  8.  
    SomeoneWhoIsn'tMe1115

    SomeoneWhoIsn'tMe1115 New Member

    I have done this before also, but with two reservoirs instead of one. One had liquid nutes (shame on me). Both had aquarium pumps circulating AND aerating the water (think waterfalls).

    It is hard to find a timer that supports both day of the week programming (to schedule nutes), and one second precision. My solution? Plug a timer into a timer! Synchronize them so they work together. Put the second timer on a loop (2 minutes 15 seconds on, 2 minutes 45 seconds off, totaling 5 mins). Schedule the minute timer to kick on at a time divisible by 5 minutes so it thinks it's running for 5 minutes at this time but really it's running for 2:15.

    $30 for 4 timers and you're all set to schedule nutes twice per week or whatever you do with precision control.

    You can really fine tweak the water dosage by adding a flow control nozzle onto the outlet stream (just don't touch it once you've set it unless you plan to change and monitor, time is much better to adjust because it is linear so you can calculate new water output). I then diffuse it across about 6 water drip nozzles around the pot(s). I haven't done this with more than one plant. I think I would add additional pumps and timers to allow me to fine tweak each plant.

    Typical run time for me is more like 2-3 minutes which I found gave greater repeatability after adding the flow adjustment.

    As fart as the siphoning effect goes, I use the suction cup mounted submersible pumps so the pickup tube will always be lower than the outlet drip nozzles; making it impossible.

    This is my preferred watering method even when I'm not away. It find I can really get the plants to thrive this way. Once you have it laid out and safe you can go a few days without thinking about your plant. Ahhhhhh (sigh of relief).
     
  9.  
    ruwtz

    ruwtz Well-Known Member

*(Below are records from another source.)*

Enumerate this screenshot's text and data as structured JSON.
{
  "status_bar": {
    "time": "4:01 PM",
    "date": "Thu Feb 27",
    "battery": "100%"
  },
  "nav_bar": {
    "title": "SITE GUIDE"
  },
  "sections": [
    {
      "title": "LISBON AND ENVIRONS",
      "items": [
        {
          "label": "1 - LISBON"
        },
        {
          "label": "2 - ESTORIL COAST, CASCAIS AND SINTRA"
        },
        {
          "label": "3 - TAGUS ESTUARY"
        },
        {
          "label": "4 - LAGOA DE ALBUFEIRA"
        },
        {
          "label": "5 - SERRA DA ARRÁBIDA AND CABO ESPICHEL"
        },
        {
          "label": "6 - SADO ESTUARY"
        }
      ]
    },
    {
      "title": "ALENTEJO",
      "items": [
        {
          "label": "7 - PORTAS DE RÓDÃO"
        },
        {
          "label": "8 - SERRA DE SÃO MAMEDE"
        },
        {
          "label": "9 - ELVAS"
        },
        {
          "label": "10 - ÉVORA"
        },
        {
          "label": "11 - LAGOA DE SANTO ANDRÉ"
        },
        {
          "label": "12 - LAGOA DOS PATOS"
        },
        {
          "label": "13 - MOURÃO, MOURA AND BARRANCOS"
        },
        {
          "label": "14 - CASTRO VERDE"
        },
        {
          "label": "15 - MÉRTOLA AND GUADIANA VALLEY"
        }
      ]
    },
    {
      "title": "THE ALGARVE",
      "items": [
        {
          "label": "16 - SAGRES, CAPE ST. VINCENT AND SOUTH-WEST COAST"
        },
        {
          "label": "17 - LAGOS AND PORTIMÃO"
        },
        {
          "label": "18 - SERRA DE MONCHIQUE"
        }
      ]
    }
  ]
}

    Are you recirculating? Sorry I couldn't see in your post but if so you would be correct to see a gradual rise in pH anyways as salts are removed from solution by the plants. All part of the greater concept of soil acidification and is a handy indicator that plants are healthy and feeding.

    On the topic of automating the garden, I can get 6 days out of my timers and pumps before reservoirs run dry. But more crucially than that there's ample other jobs in the same timeframe that just can't be avoided or automated. Things like training, lollipopping, canopy management etc are every day jobs over here.

    I recall seeing some pretty amazing DIY designs for self-regulating reservoirs with injectable nutrients and pH solutions all on programmable controllers. I was impressed but nowhere near inspired enough to do it :clap:
     
    Majikoopa likes this.

Share This Page